Making a 40-pound load feel comfortable is no easy feat, but making it forgettable? “I didn’t think to take this pack off during a three-hour hike with a 1,500-foot climb—I never felt like I needed a rest from the load,” says our tester, who hauled it through Colorado’s Indian Peaks Wilderness.
The comfort comes from both inside and outside the suspension. Outside, a pronounced lumbar pad sticks to the small of the back and keeps the load from sagging. Inside, a molded framesheet is backed by two DAC aluminum stays—one vertical and one horizontal—and the resulting T-shape is uncommonly supportive. “It’s almost like an orthopedic back brace,” our tester says. “Even with a full load, it delivers stability for hiking and skiing.” And an impressive array of snow- and climbing-specific features makes the Sorcery ideal for short mountaineering and longer hut trips.
The removable foam bivy pad pulls out easily (even with the pack loaded) for on-snow snack breaks, ski loops secure boards for A-frame carry, and indestructible wire zipper pulls on the lid make for easy access when you’re wearing gloves. A fleece-lined optics pocket safely stows goggles, and an exterior crampon pocket secures points. The rugged materials (such as 630- and 840-denier nylon) suffered no damage after encounters with ski edges and climbing tools.
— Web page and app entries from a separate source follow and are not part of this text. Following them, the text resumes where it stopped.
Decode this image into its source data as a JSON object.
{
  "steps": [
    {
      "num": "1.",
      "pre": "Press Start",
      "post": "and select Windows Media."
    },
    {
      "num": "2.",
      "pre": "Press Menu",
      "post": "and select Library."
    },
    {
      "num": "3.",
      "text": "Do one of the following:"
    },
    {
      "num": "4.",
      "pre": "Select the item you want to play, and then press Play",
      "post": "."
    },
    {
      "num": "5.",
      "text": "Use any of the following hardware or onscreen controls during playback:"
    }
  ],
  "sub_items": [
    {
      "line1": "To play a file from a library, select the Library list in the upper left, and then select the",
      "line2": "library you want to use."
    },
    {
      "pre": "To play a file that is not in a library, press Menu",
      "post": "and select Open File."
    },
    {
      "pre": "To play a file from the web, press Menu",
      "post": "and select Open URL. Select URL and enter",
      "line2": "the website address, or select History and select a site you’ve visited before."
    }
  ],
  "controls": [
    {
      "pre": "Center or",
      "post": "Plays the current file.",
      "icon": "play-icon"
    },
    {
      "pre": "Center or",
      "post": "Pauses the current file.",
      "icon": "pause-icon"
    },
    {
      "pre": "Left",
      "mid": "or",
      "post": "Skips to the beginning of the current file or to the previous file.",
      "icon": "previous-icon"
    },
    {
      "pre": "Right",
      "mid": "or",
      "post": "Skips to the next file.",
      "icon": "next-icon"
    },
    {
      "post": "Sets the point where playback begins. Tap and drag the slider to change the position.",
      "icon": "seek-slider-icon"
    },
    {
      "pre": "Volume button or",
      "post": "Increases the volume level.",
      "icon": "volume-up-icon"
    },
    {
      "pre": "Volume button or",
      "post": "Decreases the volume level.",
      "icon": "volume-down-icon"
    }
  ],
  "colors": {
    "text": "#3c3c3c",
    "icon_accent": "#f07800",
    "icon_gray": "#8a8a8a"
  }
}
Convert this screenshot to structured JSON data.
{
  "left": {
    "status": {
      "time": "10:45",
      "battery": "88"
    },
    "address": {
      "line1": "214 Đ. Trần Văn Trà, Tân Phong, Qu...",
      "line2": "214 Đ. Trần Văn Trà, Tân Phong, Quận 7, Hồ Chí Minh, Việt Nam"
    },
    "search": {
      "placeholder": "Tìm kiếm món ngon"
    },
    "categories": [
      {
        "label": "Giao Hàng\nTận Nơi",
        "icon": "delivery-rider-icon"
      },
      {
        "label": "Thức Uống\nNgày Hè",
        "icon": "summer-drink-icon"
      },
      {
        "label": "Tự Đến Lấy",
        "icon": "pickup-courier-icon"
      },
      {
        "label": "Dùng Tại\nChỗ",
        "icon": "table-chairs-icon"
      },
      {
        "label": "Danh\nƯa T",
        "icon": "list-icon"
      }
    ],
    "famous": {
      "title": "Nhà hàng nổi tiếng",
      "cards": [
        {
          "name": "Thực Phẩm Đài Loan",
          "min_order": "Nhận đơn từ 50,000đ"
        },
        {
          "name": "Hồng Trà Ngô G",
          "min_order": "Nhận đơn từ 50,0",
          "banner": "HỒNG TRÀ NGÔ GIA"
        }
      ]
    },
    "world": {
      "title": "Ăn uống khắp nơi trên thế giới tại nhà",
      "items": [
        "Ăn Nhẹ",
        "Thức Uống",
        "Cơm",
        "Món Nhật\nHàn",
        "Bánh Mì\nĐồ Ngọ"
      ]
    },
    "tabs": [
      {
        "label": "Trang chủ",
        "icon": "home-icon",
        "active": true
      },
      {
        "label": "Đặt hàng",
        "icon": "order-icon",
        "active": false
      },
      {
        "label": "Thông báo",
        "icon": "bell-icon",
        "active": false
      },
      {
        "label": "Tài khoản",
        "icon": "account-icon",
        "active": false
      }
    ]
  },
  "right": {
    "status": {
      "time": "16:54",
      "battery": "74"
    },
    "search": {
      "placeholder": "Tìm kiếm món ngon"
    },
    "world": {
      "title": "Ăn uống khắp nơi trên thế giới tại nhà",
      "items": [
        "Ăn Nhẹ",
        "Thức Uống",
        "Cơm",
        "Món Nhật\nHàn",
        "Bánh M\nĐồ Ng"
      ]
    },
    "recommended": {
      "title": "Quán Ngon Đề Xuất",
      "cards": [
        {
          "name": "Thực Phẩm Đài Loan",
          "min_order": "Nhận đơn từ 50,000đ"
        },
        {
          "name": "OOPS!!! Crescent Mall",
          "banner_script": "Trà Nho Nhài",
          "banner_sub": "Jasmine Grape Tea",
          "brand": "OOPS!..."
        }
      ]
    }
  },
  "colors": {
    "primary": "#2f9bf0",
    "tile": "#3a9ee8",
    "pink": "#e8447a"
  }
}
Downsides: The shoulder straps are so wide and stiff, they require a break-in period to become comfortable; the external lashing options are limited (the side straps are too short to hold a bulky winter sleeping pad); and it’s nearly impossible to squeeze a one-liter bottle into the side pockets.